After eight years of service, Jessica Kissinger, a Distinguished Research Professor in the Department of Genetics, is stepping down as director of UGA’s Institute of Bioinformatics. Travis Glenn, associate professor of environmental health science in the College of Public Health, will serve as interim director.
“It was an incredibly educational and eye-opening experience. It’s interesting to see the other side of academic research and where all the regulations come from and why they are there,” Kissinger said of her time leading IOB. “It actually takes some administration to make research and training magic happen.”
While being a scientist entails some administrative skills—running a big research group, for example—running an entire institute at first seemed like a totally different experience, according to Kissinger. But after talking to colleagues with administrative positions and completing a management training program at Harvard, she found that solving administrative challenges wasn’t that different from solving scientific ones.
Kissinger faced two main challenges as IOB director—growing the faculty and finding revenue to support a successful graduate program—and the two challenges were connected. Students generate income for the university through their credit hours. Since IOB had only three part-time faculty at the time, the institute was not able to offer all the classes its students needed. IOB students had to take all of their classes in other departments, and that income was not returning to IOB, the program that recruited and administered them.
“With the quickly changing needs of the life sciences, nearly everybody needed an expert in bioinformatics, but not everybody could train one,” Kissinger said. “I thought, if we could solve those two challenges, then we could have a great program.”
With faculty lines contributed by Franklin College of Arts and Sciences, and with startup packages offered by the Office of Research to hire faculty, the institute was able to grow and now has 12 faculty supporting about 50 graduate students. As the faculty grew, the IOB could tailor its curriculum precisely to its students, who previously had to pick up classes offered by other programs and that sometimes carried prerequisites. Now IOB can offer its entire core graduate curriculum in fewer total hours, giving students the flexibility to explore more electives across campus.
Kissinger is proud of IOB’s contributions to the UGA campus, including establishing an educational lunch series, offering training workshops and providing greatly subsidized software licenses. She also takes pride in IOB’s role in training the next generation of life scientists, who will be just as comfortable managing data and algorithms as they are working in traditional laboratory benches.

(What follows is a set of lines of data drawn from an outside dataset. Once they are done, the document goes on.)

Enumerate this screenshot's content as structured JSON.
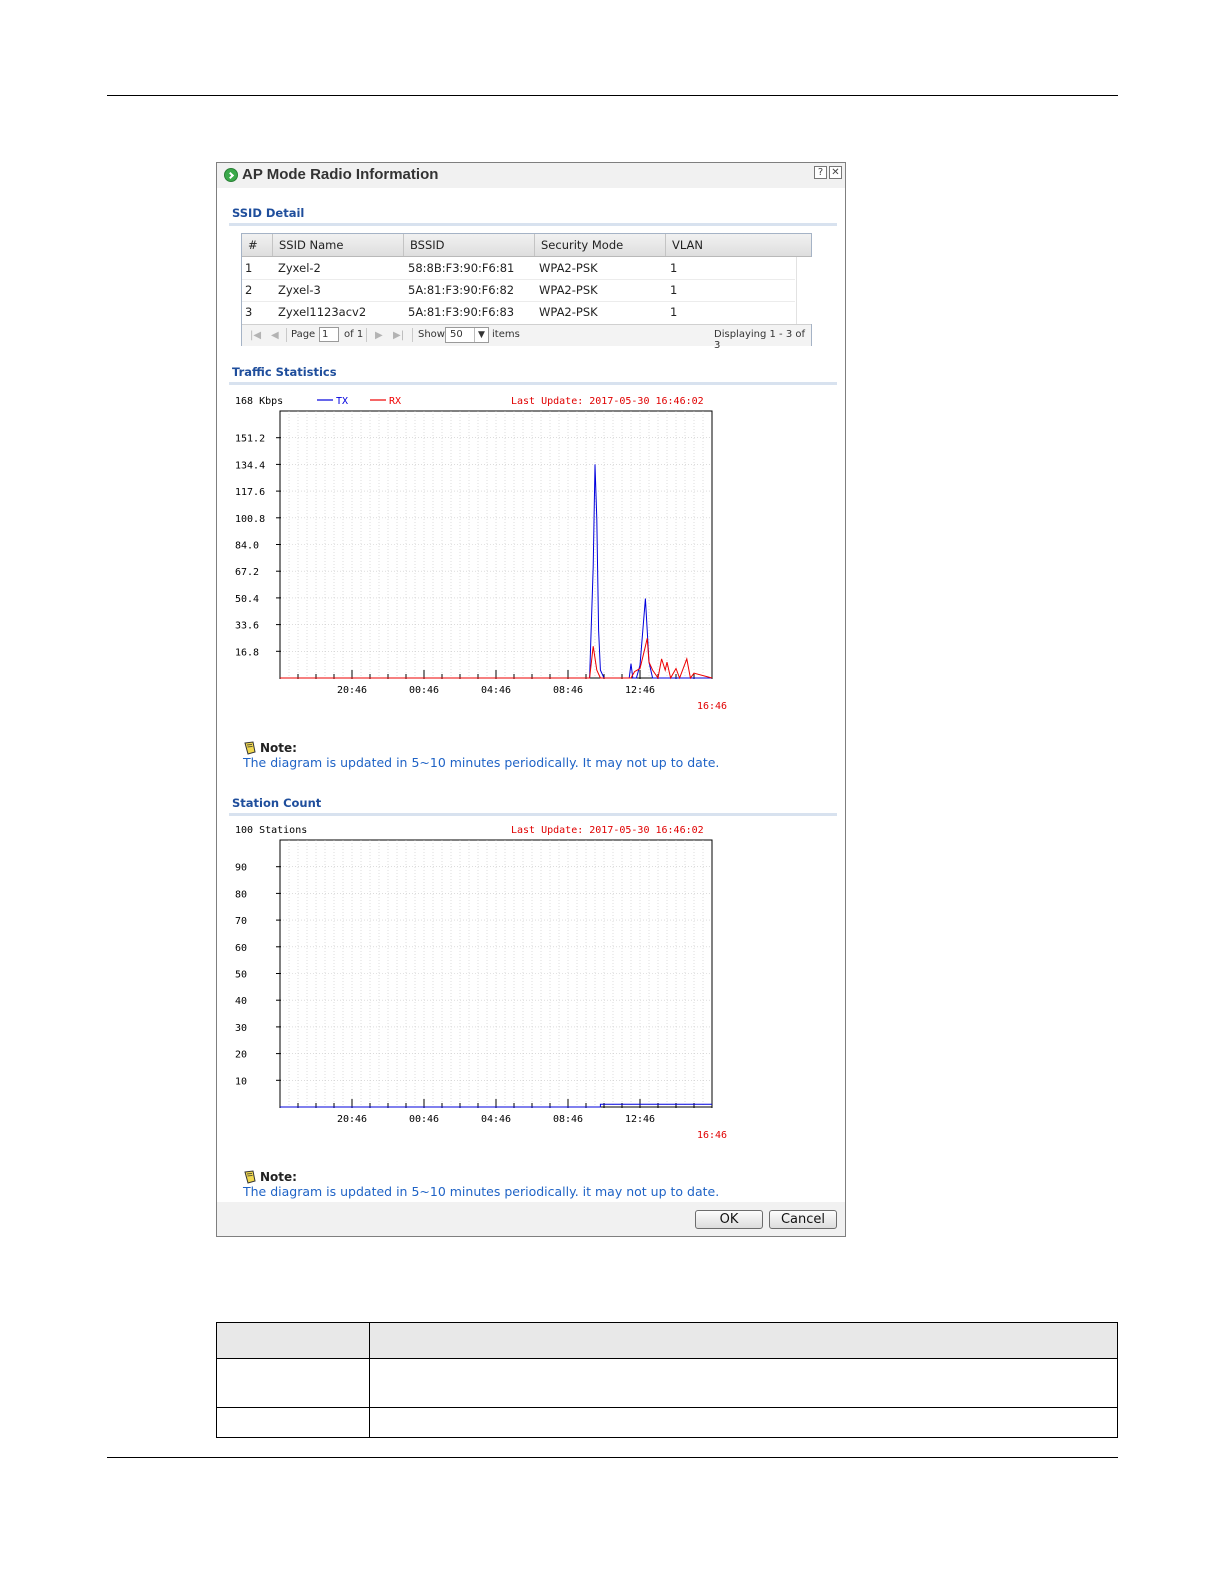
{
  "dialog": {
    "title": "AP Mode Radio Information",
    "help_label": "?",
    "close_label": "✕"
  },
  "ssid_detail": {
    "section_title": "SSID Detail",
    "columns": [
      "#",
      "SSID Name",
      "BSSID",
      "Security Mode",
      "VLAN"
    ],
    "rows": [
      {
        "num": "1",
        "ssid": "Zyxel-2",
        "bssid": "58:8B:F3:90:F6:81",
        "security": "WPA2-PSK",
        "vlan": "1"
      },
      {
        "num": "2",
        "ssid": "Zyxel-3",
        "bssid": "5A:81:F3:90:F6:82",
        "security": "WPA2-PSK",
        "vlan": "1"
      },
      {
        "num": "3",
        "ssid": "Zyxel1123acv2",
        "bssid": "5A:81:F3:90:F6:83",
        "security": "WPA2-PSK",
        "vlan": "1"
      }
    ],
    "pager": {
      "page_label": "Page",
      "page_value": "1",
      "of_label": "of 1",
      "show_label": "Show",
      "show_value": "50",
      "items_label": "items",
      "displaying": "Displaying 1 - 3 of 3"
    }
  },
  "traffic": {
    "section_title": "Traffic Statistics",
    "max_label": "168 Kbps",
    "last_update": "Last Update: 2017-05-30 16:46:02",
    "note_label": "Note:",
    "note_text": "The diagram is updated in 5~10 minutes periodically. It may not up to date.",
    "colors": {
      "tx": "#0000dd",
      "rx": "#ee0000"
    }
  },
  "station": {
    "section_title": "Station Count",
    "max_label": "100 Stations",
    "last_update": "Last Update: 2017-05-30 16:46:02",
    "note_label": "Note:",
    "note_text": "The diagram is updated in 5~10 minutes periodically. it may not up to date."
  },
  "buttons": {
    "ok": "OK",
    "cancel": "Cancel"
  },
  "chart_data": [
    {
      "type": "line",
      "title": "",
      "legend": [
        "TX",
        "RX"
      ],
      "y_ticks": [
        "151.2",
        "134.4",
        "117.6",
        "100.8",
        "84.0",
        "67.2",
        "50.4",
        "33.6",
        "16.8"
      ],
      "ylim": [
        0,
        168
      ],
      "x_ticks": [
        "20:46",
        "00:46",
        "04:46",
        "08:46",
        "12:46"
      ],
      "x_current": "16:46",
      "x_hours_range": [
        -24,
        0
      ],
      "series": [
        {
          "name": "TX",
          "x": [
            -24,
            -6.8,
            -6.6,
            -6.5,
            -6.4,
            -6.3,
            -6.2,
            -6.0,
            -5.0,
            -4.6,
            -4.5,
            -4.4,
            -4.2,
            -4.0,
            -3.7,
            -3.6,
            -3.5,
            -3.4,
            -3.3,
            -3.2,
            -3.0,
            -2.5,
            -2.0,
            -1.0,
            0
          ],
          "y": [
            0,
            0,
            70,
            134.4,
            100,
            30,
            5,
            0,
            0,
            0,
            9,
            0,
            0,
            8,
            50,
            30,
            10,
            5,
            0,
            0,
            0,
            0,
            0,
            0,
            0
          ]
        },
        {
          "name": "RX",
          "x": [
            -24,
            -6.8,
            -6.6,
            -6.4,
            -6.2,
            -6.0,
            -5.0,
            -4.5,
            -4.3,
            -4.0,
            -3.7,
            -3.6,
            -3.5,
            -3.3,
            -3.0,
            -2.8,
            -2.6,
            -2.5,
            -2.3,
            -2.0,
            -1.8,
            -1.4,
            -1.2,
            -1.0,
            0
          ],
          "y": [
            0,
            0,
            20,
            5,
            0,
            0,
            0,
            0,
            4,
            6,
            20,
            25,
            10,
            5,
            0,
            12,
            5,
            10,
            0,
            6,
            0,
            12,
            0,
            3,
            0
          ]
        }
      ]
    },
    {
      "type": "line",
      "title": "",
      "y_ticks": [
        "90",
        "80",
        "70",
        "60",
        "50",
        "40",
        "30",
        "20",
        "10"
      ],
      "ylim": [
        0,
        100
      ],
      "x_ticks": [
        "20:46",
        "00:46",
        "04:46",
        "08:46",
        "12:46"
      ],
      "x_current": "16:46",
      "x_hours_range": [
        -24,
        0
      ],
      "series": [
        {
          "name": "",
          "x": [
            -24,
            -6.2,
            -6.2,
            -4.2,
            0
          ],
          "y": [
            0,
            0,
            1,
            1,
            1
          ]
        }
      ]
    }
  ],
  "description_table": {
    "header_left": "",
    "header_right": ""
  }
}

“Because we have such a strong life science presence in our program, our students are not detached from experimental design.” she said. “That really distinguishes us from the majority of bioinformatics programs out there. There’s a tremendous opportunity to bring together disparate pockets across campus with excellent computational expertise in different aspects of biological sciences.”
She hopes the institute will continue to link greater expertise together under a larger collaborative umbrella. To that end, Kissinger said there are opportunities to grow graduate education at UGA in the Double Dawgs program, adding computational training to students majoring in fields like biochemistry, microbiology, computer science or genetics.
Kissinger credits the success and growth of IOB to its faculty, students and the contributions of a number of partners across UGA, especially the Office of Research and Franklin College, which provided startup funding and salary lines for IOB.
“Jessie did a brilliant job as director and leaves IOB on a very positive path,” said David Lee, vice president for research. “It’s been a pleasure working with her as she built up what’s become a strategic resource for UGA’s research faculty in the life sciences.”
“I look forward to helping the IOB during this transition and to help bring together and shine a light on the gems within IOB and UGA,” Glenn said. “Jessie has been an extraordinary leader for the computational community here.”